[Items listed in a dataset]

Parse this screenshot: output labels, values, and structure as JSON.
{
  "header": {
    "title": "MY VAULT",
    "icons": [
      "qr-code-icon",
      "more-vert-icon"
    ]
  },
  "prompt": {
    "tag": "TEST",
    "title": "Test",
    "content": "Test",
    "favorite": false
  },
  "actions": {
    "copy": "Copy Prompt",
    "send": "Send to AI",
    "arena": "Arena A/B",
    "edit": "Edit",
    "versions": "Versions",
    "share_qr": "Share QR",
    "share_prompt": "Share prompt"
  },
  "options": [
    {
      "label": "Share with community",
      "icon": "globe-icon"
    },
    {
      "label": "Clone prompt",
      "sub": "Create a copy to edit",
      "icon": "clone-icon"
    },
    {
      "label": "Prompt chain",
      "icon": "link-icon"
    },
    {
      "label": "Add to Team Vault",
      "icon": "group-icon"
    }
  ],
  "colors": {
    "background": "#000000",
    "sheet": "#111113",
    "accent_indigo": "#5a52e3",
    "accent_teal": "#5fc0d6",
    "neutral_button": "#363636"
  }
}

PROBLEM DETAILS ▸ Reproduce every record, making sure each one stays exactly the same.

SOLUTION TO THIS PROBLEM ▸
Parse this screenshot: output labels, values, and structure as JSON.
{
  "header": {
    "title": "MY VAULT",
    "icons": [
      "qr-code-icon",
      "more-vert-icon"
    ]
  },
  "prompt": {
    "tag": "TEST",
    "title": "Test",
    "content": "Test",
    "favorite": false
  },
  "actions": {
    "copy": "Copy Prompt",
    "send": "Send to AI",
    "arena": "Arena A/B",
    "edit": "Edit",
    "versions": "Versions",
    "share_qr": "Share QR",
    "share_prompt": "Share prompt"
  },
  "options": [
    {
      "label": "Share with community",
      "icon": "globe-icon"
    },
    {
      "label": "Clone prompt",
      "sub": "Create a copy to edit",
      "icon": "clone-icon"
    },
    {
      "label": "Prompt chain",
      "icon": "link-icon"
    },
    {
      "label": "Add to Team Vault",
      "icon": "group-icon"
    }
  ],
  "colors": {
    "background": "#000000",
    "sheet": "#111113",
    "accent_indigo": "#5a52e3",
    "accent_teal": "#5fc0d6",
    "neutral_button": "#363636"
  }
}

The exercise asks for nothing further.